Check each line of the entries for "punkty" and report the ones that have it.

-------- Data provided --------

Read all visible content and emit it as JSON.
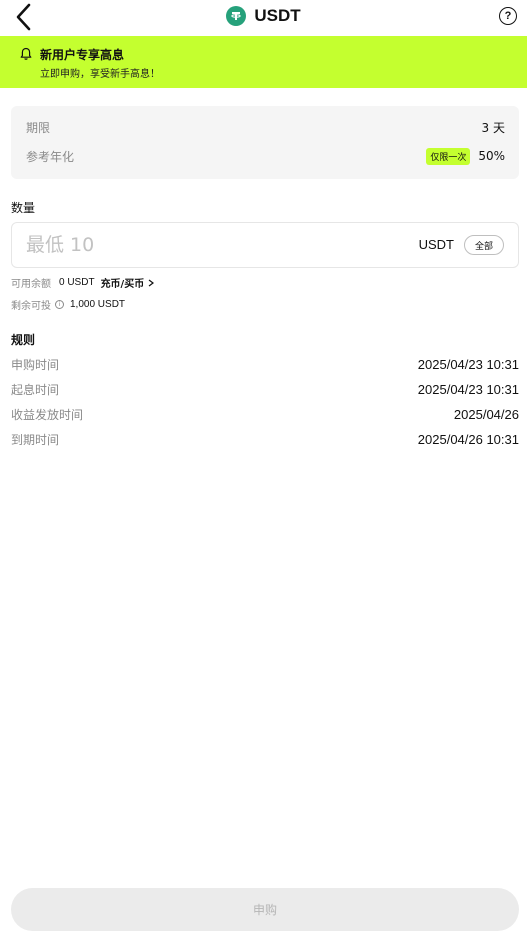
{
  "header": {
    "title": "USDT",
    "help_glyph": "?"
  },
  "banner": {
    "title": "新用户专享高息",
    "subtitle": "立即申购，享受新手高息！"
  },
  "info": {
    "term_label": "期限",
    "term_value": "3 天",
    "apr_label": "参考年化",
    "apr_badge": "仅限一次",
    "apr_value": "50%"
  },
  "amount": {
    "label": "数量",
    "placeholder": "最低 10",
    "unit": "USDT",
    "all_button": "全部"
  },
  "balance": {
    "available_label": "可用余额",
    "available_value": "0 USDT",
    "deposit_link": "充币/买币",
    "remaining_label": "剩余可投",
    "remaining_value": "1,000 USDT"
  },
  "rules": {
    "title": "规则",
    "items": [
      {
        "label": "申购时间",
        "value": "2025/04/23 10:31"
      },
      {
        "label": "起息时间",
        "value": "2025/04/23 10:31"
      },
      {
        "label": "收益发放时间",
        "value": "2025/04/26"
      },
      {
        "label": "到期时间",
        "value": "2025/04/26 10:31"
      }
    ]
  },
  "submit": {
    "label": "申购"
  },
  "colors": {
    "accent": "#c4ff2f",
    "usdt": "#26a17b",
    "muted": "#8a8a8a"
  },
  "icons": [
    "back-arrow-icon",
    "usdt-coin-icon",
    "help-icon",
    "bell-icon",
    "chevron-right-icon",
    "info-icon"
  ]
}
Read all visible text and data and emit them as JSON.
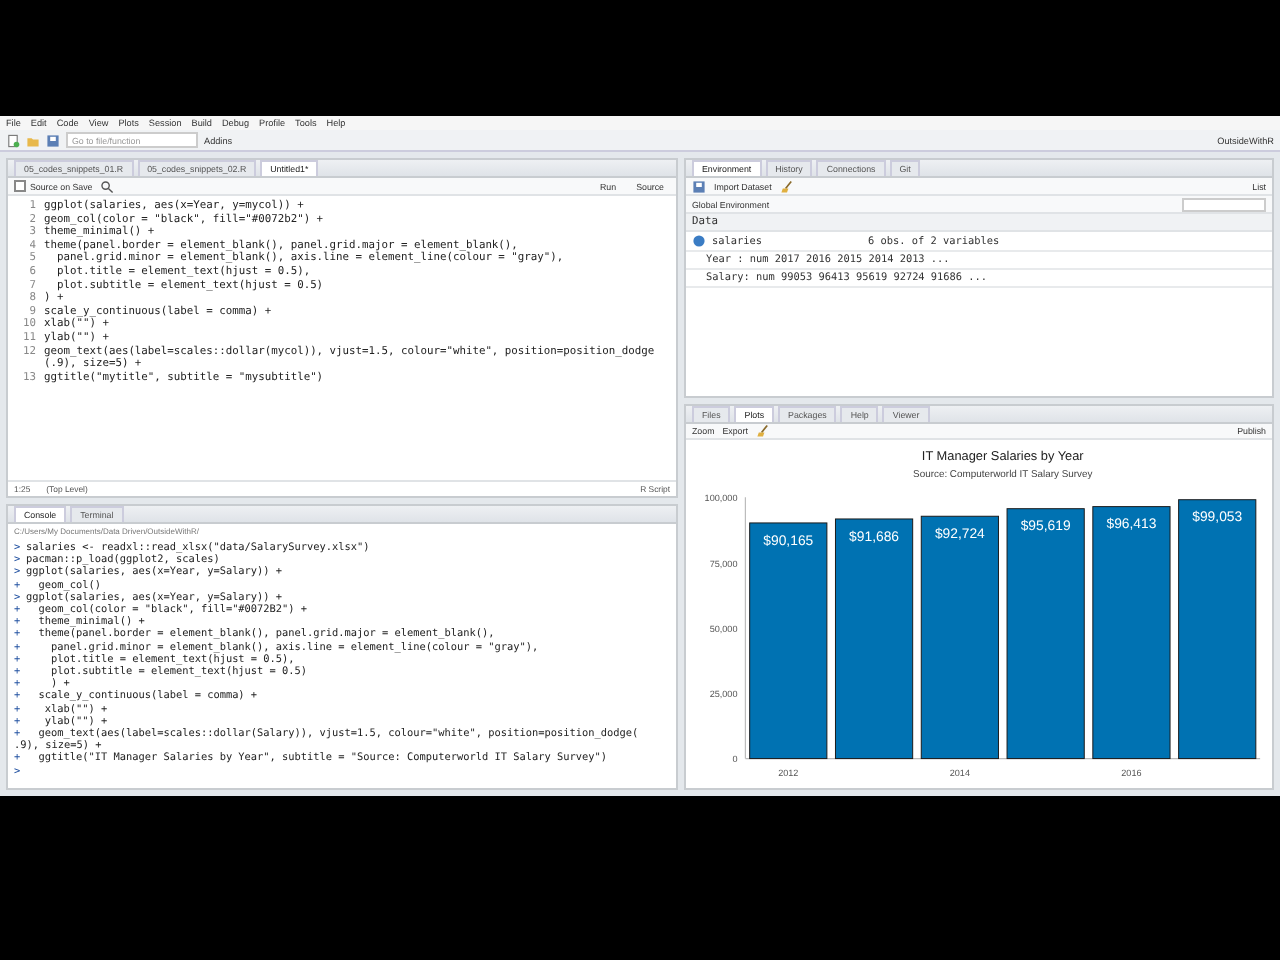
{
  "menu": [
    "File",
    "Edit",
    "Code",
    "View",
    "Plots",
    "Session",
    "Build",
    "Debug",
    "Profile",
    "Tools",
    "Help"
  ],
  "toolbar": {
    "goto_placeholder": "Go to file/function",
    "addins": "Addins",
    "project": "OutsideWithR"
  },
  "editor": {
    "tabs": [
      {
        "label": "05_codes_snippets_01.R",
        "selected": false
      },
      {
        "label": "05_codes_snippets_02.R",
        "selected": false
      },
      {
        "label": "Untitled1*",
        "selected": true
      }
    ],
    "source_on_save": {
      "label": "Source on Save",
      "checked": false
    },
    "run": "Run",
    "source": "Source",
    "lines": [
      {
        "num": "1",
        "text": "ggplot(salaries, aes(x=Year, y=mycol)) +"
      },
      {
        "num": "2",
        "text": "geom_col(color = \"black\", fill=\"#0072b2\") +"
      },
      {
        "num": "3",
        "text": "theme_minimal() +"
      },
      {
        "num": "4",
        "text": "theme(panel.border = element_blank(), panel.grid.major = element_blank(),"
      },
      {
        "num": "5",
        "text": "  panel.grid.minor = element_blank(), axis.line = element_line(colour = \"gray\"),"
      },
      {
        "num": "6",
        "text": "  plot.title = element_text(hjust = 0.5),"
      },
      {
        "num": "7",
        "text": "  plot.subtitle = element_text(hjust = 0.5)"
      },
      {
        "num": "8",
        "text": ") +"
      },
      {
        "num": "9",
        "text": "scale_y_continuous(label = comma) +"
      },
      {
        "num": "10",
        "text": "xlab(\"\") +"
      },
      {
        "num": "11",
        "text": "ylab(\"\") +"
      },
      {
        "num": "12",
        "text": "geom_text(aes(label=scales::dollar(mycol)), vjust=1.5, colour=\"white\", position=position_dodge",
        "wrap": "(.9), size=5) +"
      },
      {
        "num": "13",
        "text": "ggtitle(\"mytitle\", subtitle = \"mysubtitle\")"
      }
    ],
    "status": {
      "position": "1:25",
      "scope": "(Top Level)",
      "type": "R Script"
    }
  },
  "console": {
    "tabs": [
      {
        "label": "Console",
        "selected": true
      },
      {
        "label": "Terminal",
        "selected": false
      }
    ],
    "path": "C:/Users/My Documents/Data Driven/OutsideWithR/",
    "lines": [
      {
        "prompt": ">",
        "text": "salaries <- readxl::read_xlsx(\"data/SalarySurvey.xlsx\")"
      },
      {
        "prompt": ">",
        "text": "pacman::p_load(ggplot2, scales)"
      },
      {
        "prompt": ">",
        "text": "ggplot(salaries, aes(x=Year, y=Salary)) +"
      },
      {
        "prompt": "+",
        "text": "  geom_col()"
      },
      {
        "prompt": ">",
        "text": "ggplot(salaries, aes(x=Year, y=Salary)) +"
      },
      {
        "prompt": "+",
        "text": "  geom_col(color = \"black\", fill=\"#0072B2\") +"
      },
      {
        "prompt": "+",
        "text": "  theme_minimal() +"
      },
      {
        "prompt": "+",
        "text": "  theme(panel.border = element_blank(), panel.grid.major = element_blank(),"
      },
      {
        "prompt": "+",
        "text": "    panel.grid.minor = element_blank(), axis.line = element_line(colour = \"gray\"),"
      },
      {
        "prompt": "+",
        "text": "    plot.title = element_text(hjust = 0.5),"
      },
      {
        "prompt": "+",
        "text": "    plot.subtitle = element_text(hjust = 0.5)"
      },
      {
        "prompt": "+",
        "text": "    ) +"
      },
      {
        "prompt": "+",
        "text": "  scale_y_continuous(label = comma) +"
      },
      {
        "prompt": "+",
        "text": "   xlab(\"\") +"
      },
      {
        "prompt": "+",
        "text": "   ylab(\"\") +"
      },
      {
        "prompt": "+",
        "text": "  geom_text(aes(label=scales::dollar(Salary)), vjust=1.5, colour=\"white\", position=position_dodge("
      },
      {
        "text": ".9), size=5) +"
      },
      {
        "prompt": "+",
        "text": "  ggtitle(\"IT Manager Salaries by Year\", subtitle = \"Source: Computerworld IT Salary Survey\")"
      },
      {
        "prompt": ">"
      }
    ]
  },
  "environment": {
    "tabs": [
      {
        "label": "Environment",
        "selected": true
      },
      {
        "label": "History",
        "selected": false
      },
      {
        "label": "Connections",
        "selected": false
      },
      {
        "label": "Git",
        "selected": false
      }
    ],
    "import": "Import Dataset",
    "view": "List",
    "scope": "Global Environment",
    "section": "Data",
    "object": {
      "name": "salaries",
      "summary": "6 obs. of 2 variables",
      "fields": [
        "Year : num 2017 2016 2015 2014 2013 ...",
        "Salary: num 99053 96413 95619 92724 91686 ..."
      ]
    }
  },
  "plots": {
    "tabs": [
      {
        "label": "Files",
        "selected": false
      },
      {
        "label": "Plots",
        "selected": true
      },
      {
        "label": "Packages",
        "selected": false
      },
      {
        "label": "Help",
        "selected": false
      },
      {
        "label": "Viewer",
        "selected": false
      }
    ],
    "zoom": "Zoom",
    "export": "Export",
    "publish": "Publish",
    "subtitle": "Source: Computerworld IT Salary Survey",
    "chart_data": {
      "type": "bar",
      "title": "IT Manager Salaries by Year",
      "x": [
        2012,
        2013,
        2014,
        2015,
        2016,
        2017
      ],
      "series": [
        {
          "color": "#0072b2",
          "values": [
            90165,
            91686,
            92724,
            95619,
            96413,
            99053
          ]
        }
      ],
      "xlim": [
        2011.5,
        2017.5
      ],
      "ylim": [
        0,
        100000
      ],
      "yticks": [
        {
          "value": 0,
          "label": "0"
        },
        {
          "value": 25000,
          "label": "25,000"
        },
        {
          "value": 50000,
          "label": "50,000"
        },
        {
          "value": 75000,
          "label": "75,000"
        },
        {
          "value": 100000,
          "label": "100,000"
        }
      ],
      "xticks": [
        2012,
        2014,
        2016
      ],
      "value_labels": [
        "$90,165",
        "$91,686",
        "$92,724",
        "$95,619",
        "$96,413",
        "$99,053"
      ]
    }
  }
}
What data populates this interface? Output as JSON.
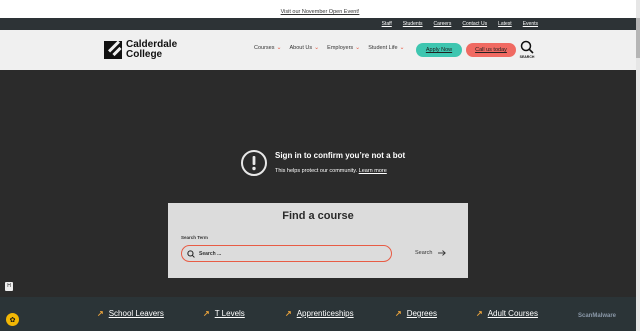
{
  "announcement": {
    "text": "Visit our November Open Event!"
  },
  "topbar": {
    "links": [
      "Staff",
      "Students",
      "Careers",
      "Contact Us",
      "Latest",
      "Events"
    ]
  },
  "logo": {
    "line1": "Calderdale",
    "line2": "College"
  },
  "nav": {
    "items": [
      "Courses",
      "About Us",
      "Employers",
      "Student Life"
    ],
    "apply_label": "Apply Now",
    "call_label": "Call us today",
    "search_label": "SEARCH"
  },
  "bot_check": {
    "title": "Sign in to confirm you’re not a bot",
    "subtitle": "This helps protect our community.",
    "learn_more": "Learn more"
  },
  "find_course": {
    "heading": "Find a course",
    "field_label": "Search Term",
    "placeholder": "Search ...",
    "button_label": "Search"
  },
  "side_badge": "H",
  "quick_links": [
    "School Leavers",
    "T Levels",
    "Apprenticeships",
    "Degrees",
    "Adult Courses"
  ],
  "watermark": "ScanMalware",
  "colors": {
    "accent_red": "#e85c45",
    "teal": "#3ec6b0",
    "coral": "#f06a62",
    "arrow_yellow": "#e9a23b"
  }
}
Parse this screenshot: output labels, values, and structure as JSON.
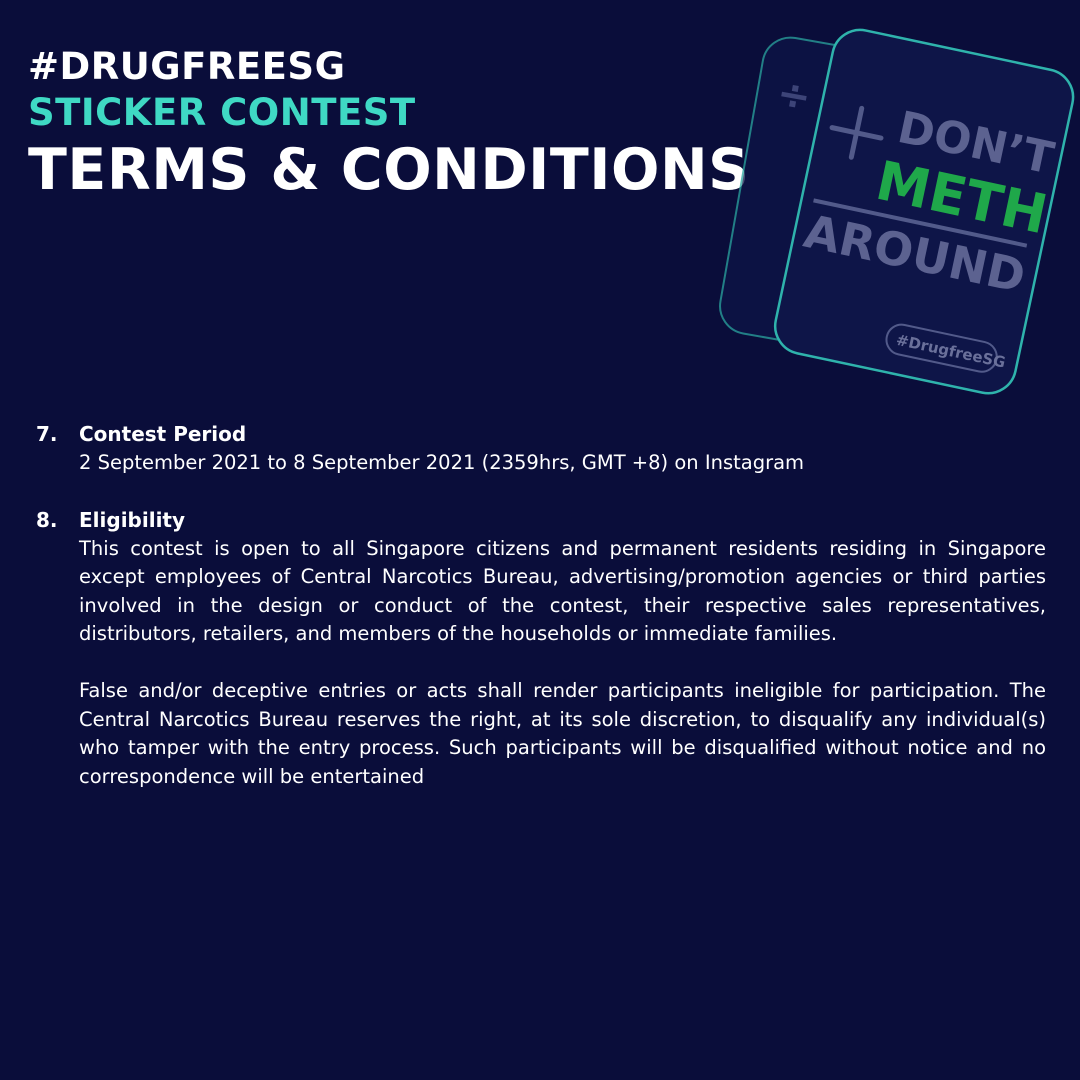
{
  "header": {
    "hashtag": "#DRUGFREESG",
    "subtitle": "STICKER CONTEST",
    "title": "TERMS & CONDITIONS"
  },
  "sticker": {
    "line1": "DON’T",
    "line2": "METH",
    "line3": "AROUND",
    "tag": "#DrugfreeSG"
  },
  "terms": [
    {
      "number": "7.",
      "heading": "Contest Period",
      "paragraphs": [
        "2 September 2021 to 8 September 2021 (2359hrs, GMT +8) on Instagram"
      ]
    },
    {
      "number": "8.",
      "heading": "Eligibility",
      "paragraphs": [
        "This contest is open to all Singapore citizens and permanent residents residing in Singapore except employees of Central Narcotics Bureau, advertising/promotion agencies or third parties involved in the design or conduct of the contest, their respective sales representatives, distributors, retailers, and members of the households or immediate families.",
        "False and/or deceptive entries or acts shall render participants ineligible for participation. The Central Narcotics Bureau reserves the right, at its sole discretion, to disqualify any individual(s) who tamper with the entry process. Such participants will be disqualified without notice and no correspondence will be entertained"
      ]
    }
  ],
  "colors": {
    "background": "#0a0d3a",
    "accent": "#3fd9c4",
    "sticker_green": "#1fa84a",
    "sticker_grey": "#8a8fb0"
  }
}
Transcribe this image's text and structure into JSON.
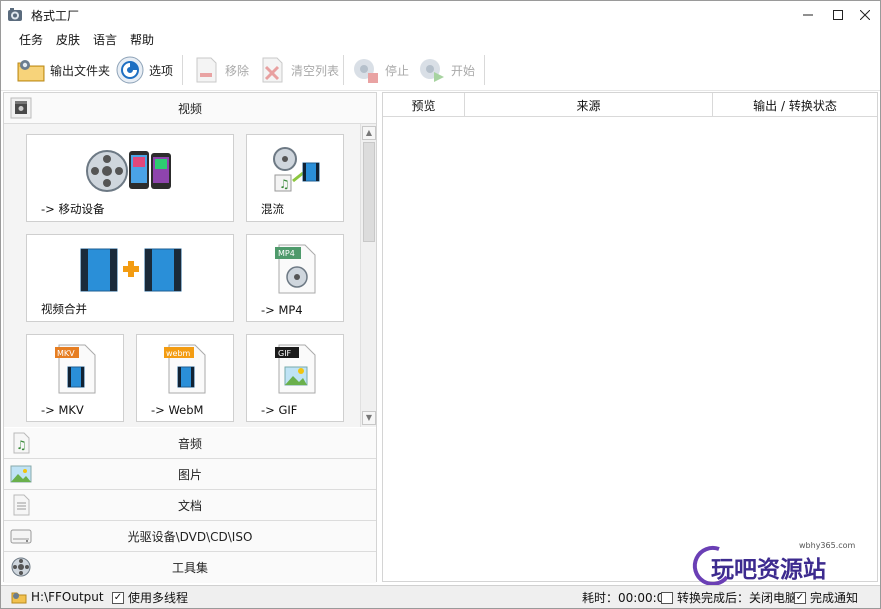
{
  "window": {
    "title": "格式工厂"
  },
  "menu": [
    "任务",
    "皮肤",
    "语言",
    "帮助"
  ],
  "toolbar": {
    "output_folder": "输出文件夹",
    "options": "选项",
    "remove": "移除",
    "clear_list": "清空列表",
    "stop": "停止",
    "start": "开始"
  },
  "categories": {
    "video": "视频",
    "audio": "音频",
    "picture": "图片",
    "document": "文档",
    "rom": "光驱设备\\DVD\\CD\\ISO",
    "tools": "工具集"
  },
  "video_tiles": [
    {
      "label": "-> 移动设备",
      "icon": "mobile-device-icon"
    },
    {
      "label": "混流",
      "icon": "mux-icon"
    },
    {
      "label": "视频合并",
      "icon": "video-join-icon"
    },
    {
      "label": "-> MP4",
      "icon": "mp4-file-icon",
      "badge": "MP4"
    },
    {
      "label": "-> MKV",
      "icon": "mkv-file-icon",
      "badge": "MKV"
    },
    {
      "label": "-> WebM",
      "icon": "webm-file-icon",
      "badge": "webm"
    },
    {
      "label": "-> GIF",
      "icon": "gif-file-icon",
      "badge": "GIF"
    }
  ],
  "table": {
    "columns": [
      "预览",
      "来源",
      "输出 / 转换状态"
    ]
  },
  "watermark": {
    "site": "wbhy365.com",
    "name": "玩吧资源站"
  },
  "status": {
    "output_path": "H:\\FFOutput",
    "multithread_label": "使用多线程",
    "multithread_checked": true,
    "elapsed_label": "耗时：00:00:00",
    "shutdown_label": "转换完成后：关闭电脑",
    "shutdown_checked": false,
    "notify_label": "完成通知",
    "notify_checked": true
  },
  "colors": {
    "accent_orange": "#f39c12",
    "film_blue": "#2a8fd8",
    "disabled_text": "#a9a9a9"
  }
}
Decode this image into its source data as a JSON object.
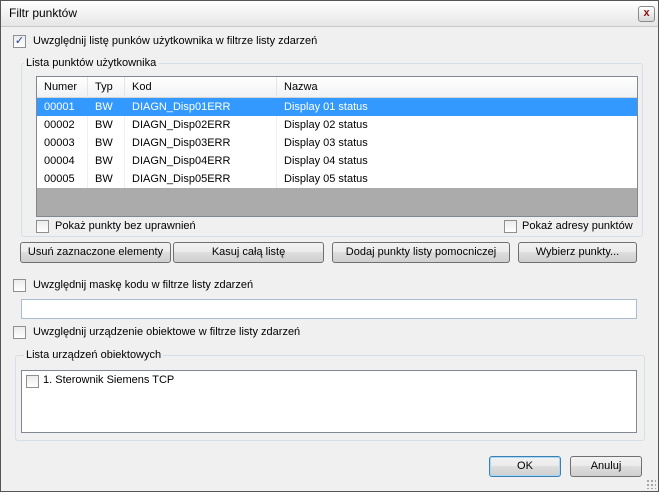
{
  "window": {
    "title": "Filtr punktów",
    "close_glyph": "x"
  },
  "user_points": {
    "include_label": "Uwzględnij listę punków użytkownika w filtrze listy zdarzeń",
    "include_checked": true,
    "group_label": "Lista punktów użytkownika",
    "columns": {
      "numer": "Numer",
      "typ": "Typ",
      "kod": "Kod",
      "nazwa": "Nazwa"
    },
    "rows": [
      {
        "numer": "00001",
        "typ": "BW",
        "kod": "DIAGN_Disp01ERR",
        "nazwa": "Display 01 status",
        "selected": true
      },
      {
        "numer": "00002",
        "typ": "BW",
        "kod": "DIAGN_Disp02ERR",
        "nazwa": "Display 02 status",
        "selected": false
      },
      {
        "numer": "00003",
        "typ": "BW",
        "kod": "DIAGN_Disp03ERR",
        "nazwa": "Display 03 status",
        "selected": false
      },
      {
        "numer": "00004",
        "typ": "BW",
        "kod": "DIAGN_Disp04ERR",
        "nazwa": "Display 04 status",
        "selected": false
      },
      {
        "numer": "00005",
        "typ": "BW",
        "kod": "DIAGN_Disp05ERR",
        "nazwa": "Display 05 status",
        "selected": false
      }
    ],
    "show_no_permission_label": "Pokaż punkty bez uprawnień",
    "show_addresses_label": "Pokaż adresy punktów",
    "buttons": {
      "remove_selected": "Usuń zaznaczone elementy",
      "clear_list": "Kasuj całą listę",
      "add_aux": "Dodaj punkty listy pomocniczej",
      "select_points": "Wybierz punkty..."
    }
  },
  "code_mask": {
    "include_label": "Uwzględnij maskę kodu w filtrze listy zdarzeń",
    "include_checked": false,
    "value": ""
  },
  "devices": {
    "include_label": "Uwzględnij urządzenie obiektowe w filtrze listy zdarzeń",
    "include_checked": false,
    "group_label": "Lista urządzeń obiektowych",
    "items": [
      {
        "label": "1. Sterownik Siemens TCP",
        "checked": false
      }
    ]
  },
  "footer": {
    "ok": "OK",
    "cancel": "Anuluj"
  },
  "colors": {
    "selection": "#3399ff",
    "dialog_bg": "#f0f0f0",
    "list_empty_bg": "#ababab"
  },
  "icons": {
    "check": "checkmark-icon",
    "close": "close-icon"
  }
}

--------

_Solution below_
    "show_no_permission_label": "Pokaż punkty bez uprawnień",
      "add_aux": "Dodaj punkty listy pomocniczej",
      "select_points": "Wybierz punkty..."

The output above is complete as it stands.